### EXERCISE DETAILS
Every line of the material must be restated exactly, though not its pictures.

### MATERIALS PROVIDED
:::

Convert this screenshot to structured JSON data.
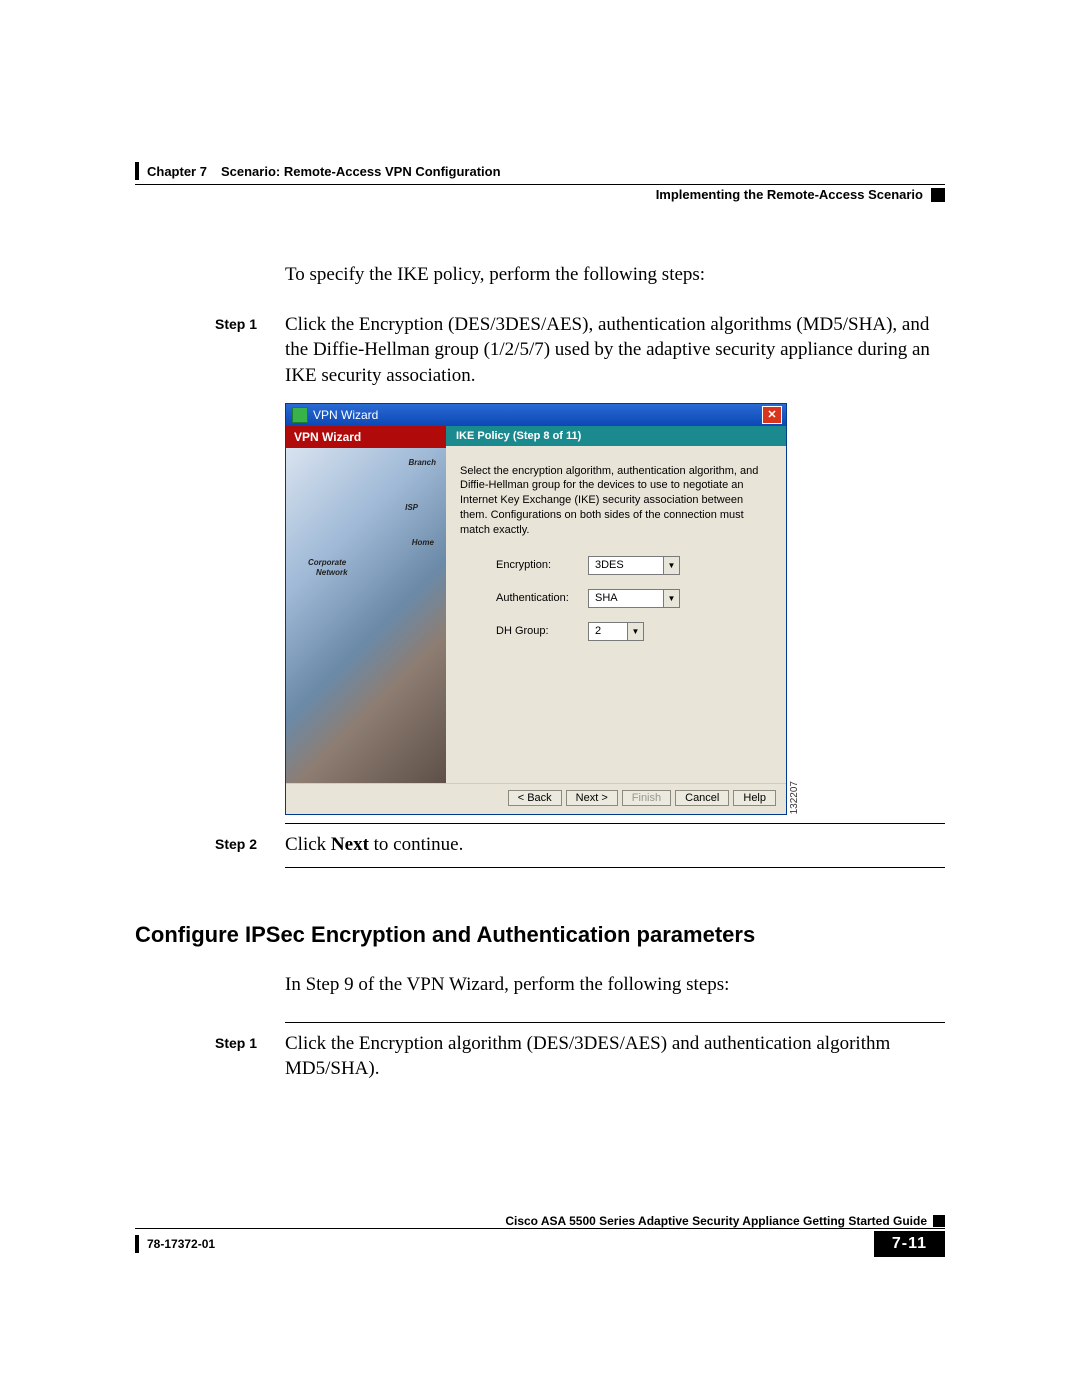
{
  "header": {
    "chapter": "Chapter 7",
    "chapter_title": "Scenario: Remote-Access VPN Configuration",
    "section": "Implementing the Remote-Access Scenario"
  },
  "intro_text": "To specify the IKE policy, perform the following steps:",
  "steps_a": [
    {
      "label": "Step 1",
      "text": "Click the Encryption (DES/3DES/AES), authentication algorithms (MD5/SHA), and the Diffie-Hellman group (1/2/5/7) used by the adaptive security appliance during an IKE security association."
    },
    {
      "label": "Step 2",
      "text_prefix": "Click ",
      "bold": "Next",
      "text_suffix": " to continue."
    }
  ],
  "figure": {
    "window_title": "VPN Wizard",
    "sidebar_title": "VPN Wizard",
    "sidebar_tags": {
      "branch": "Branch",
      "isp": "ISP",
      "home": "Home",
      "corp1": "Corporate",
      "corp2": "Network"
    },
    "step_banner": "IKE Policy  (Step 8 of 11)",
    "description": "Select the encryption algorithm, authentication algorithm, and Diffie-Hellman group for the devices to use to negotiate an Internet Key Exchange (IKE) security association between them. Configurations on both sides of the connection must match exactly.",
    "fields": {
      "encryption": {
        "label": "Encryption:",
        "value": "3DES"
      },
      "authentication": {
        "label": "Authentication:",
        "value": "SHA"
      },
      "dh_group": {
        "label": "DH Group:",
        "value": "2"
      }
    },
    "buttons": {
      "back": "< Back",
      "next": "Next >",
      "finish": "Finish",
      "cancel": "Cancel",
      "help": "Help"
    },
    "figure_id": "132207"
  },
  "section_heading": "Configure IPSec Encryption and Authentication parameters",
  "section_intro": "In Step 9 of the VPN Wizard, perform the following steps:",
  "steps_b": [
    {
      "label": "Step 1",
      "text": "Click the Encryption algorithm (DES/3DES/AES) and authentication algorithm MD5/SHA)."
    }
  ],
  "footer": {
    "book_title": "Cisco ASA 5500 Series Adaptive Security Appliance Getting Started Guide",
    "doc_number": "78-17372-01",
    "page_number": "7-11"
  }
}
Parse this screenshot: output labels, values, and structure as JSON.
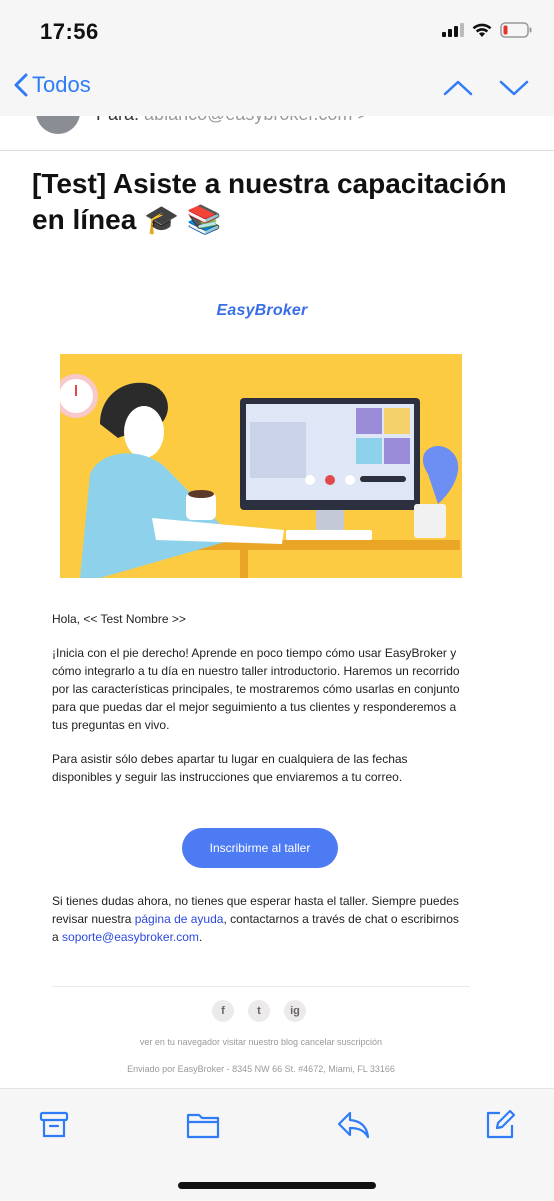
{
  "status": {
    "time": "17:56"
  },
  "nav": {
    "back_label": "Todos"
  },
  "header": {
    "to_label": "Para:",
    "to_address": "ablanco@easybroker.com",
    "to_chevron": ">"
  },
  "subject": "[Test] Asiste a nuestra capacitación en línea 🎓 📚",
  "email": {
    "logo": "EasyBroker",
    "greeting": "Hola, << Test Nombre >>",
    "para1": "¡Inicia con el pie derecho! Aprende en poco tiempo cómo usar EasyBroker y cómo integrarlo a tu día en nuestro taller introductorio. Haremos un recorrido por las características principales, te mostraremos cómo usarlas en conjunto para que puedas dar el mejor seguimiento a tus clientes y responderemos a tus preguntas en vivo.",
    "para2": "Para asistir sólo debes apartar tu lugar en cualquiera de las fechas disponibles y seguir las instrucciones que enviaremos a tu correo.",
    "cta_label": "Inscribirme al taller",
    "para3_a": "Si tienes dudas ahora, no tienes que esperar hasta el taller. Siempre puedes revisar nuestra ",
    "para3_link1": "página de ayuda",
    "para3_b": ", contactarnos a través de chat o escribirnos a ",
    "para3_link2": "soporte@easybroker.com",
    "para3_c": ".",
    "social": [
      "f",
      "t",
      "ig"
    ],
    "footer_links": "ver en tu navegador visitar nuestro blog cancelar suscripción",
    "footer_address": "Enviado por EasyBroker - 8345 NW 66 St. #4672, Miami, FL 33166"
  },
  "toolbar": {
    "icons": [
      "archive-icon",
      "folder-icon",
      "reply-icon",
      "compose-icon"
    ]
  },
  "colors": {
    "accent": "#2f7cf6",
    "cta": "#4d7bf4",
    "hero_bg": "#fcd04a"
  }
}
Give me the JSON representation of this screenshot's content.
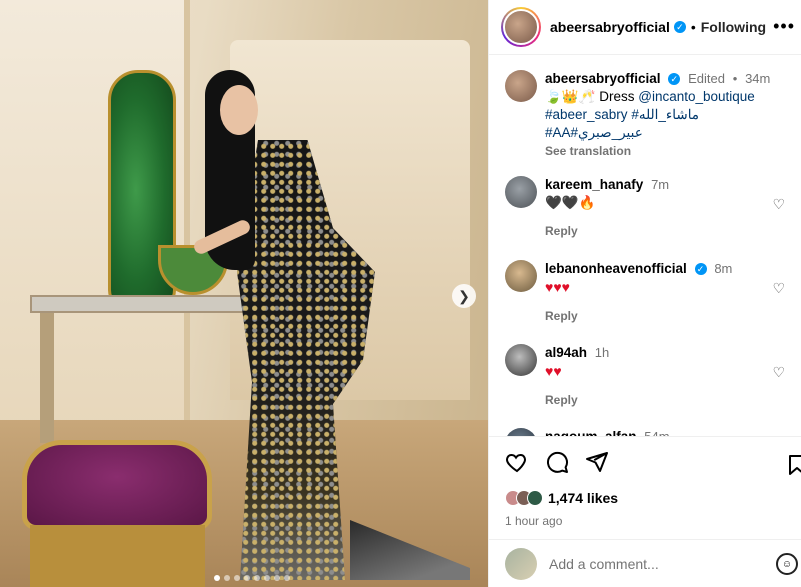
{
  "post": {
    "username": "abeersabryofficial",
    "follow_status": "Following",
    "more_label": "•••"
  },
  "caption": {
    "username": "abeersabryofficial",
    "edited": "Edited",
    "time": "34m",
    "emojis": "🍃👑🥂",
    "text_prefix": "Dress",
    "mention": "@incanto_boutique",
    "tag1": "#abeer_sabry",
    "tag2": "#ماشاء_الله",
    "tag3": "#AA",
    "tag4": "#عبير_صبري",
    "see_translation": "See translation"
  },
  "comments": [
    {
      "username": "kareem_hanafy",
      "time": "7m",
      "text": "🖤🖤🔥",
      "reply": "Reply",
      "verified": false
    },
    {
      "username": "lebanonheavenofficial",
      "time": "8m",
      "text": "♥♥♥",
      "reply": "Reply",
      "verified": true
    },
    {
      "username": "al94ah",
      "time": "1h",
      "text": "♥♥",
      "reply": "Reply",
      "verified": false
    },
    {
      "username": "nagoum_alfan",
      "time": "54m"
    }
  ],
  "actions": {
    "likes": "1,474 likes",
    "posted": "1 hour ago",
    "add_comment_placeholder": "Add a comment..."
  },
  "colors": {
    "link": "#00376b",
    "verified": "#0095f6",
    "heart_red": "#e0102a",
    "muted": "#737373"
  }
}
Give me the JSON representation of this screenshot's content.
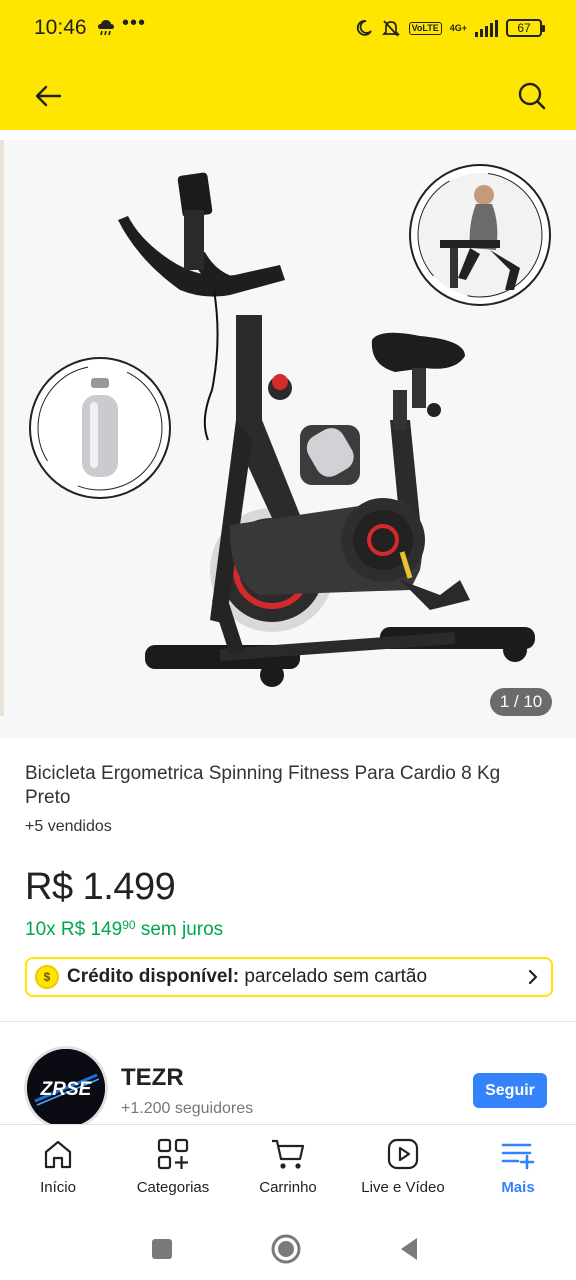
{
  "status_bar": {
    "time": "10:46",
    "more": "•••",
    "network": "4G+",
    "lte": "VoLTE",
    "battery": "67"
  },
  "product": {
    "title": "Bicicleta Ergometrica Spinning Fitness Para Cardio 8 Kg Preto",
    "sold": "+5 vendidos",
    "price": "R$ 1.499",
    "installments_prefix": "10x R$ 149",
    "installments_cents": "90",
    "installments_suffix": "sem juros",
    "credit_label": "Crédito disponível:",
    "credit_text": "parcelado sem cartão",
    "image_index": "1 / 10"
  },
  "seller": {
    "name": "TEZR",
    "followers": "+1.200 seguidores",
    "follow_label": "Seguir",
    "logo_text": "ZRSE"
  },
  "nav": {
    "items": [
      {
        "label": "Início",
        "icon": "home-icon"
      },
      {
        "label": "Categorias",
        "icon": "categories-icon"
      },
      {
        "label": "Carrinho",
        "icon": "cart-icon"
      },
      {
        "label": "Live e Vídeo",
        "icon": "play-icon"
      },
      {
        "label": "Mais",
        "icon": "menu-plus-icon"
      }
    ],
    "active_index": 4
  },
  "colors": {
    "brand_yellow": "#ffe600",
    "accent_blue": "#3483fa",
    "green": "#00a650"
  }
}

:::

### YOUR RESPONSE
Convert this screenshot to structured JSON data.
{
  "header": {
    "chapter": "Chapter 7",
    "chapter_title": "Scenario: Remote-Access VPN Configuration",
    "section": "Implementing the Remote-Access Scenario"
  },
  "intro_text": "To specify the IKE policy, perform the following steps:",
  "steps_a": [
    {
      "label": "Step 1",
      "text": "Click the Encryption (DES/3DES/AES), authentication algorithms (MD5/SHA), and the Diffie-Hellman group (1/2/5/7) used by the adaptive security appliance during an IKE security association."
    },
    {
      "label": "Step 2",
      "text_prefix": "Click ",
      "bold": "Next",
      "text_suffix": " to continue."
    }
  ],
  "figure": {
    "window_title": "VPN Wizard",
    "sidebar_title": "VPN Wizard",
    "sidebar_tags": {
      "branch": "Branch",
      "isp": "ISP",
      "home": "Home",
      "corp1": "Corporate",
      "corp2": "Network"
    },
    "step_banner": "IKE Policy  (Step 8 of 11)",
    "description": "Select the encryption algorithm, authentication algorithm, and Diffie-Hellman group for the devices to use to negotiate an Internet Key Exchange (IKE) security association between them. Configurations on both sides of the connection must match exactly.",
    "fields": {
      "encryption": {
        "label": "Encryption:",
        "value": "3DES"
      },
      "authentication": {
        "label": "Authentication:",
        "value": "SHA"
      },
      "dh_group": {
        "label": "DH Group:",
        "value": "2"
      }
    },
    "buttons": {
      "back": "< Back",
      "next": "Next >",
      "finish": "Finish",
      "cancel": "Cancel",
      "help": "Help"
    },
    "figure_id": "132207"
  },
  "section_heading": "Configure IPSec Encryption and Authentication parameters",
  "section_intro": "In Step 9 of the VPN Wizard, perform the following steps:",
  "steps_b": [
    {
      "label": "Step 1",
      "text": "Click the Encryption algorithm (DES/3DES/AES) and authentication algorithm MD5/SHA)."
    }
  ],
  "footer": {
    "book_title": "Cisco ASA 5500 Series Adaptive Security Appliance Getting Started Guide",
    "doc_number": "78-17372-01",
    "page_number": "7-11"
  }
}
Parse this screenshot: output labels, values, and structure as JSON.
{
  "status": {
    "time": "17:56"
  },
  "nav": {
    "back_label": "Todos"
  },
  "header": {
    "to_label": "Para:",
    "to_address": "ablanco@easybroker.com",
    "to_chevron": ">"
  },
  "subject": "[Test] Asiste a nuestra capacitación en línea 🎓 📚",
  "email": {
    "logo": "EasyBroker",
    "greeting": "Hola, << Test Nombre >>",
    "para1": "¡Inicia con el pie derecho! Aprende en poco tiempo cómo usar EasyBroker y cómo integrarlo a tu día en nuestro taller introductorio. Haremos un recorrido por las características principales, te mostraremos cómo usarlas en conjunto para que puedas dar el mejor seguimiento a tus clientes y responderemos a tus preguntas en vivo.",
    "para2": "Para asistir sólo debes apartar tu lugar en cualquiera de las fechas disponibles y seguir las instrucciones que enviaremos a tu correo.",
    "cta_label": "Inscribirme al taller",
    "para3_a": "Si tienes dudas ahora, no tienes que esperar hasta el taller. Siempre puedes revisar nuestra ",
    "para3_link1": "página de ayuda",
    "para3_b": ", contactarnos a través de chat o escribirnos a ",
    "para3_link2": "soporte@easybroker.com",
    "para3_c": ".",
    "social": [
      "f",
      "t",
      "ig"
    ],
    "footer_links": "ver en tu navegador visitar nuestro blog cancelar suscripción",
    "footer_address": "Enviado por EasyBroker - 8345 NW 66 St. #4672, Miami, FL 33166"
  },
  "toolbar": {
    "icons": [
      "archive-icon",
      "folder-icon",
      "reply-icon",
      "compose-icon"
    ]
  },
  "colors": {
    "accent": "#2f7cf6",
    "cta": "#4d7bf4",
    "hero_bg": "#fcd04a"
  }
}
Give me the JSON representation of this screenshot's content.
{
  "post": {
    "username": "abeersabryofficial",
    "follow_status": "Following",
    "more_label": "•••"
  },
  "caption": {
    "username": "abeersabryofficial",
    "edited": "Edited",
    "time": "34m",
    "emojis": "🍃👑🥂",
    "text_prefix": "Dress",
    "mention": "@incanto_boutique",
    "tag1": "#abeer_sabry",
    "tag2": "#ماشاء_الله",
    "tag3": "#AA",
    "tag4": "#عبير_صبري",
    "see_translation": "See translation"
  },
  "comments": [
    {
      "username": "kareem_hanafy",
      "time": "7m",
      "text": "🖤🖤🔥",
      "reply": "Reply",
      "verified": false
    },
    {
      "username": "lebanonheavenofficial",
      "time": "8m",
      "text": "♥♥♥",
      "reply": "Reply",
      "verified": true
    },
    {
      "username": "al94ah",
      "time": "1h",
      "text": "♥♥",
      "reply": "Reply",
      "verified": false
    },
    {
      "username": "nagoum_alfan",
      "time": "54m"
    }
  ],
  "actions": {
    "likes": "1,474 likes",
    "posted": "1 hour ago",
    "add_comment_placeholder": "Add a comment..."
  },
  "colors": {
    "link": "#00376b",
    "verified": "#0095f6",
    "heart_red": "#e0102a",
    "muted": "#737373"
  }
}
Give me the JSON representation of this screenshot's content.
{
  "status_bar": {
    "time": "10:46",
    "more": "•••",
    "network": "4G+",
    "lte": "VoLTE",
    "battery": "67"
  },
  "product": {
    "title": "Bicicleta Ergometrica Spinning Fitness Para Cardio 8 Kg Preto",
    "sold": "+5 vendidos",
    "price": "R$ 1.499",
    "installments_prefix": "10x R$ 149",
    "installments_cents": "90",
    "installments_suffix": "sem juros",
    "credit_label": "Crédito disponível:",
    "credit_text": "parcelado sem cartão",
    "image_index": "1 / 10"
  },
  "seller": {
    "name": "TEZR",
    "followers": "+1.200 seguidores",
    "follow_label": "Seguir",
    "logo_text": "ZRSE"
  },
  "nav": {
    "items": [
      {
        "label": "Início",
        "icon": "home-icon"
      },
      {
        "label": "Categorias",
        "icon": "categories-icon"
      },
      {
        "label": "Carrinho",
        "icon": "cart-icon"
      },
      {
        "label": "Live e Vídeo",
        "icon": "play-icon"
      },
      {
        "label": "Mais",
        "icon": "menu-plus-icon"
      }
    ],
    "active_index": 4
  },
  "colors": {
    "brand_yellow": "#ffe600",
    "accent_blue": "#3483fa",
    "green": "#00a650"
  }
}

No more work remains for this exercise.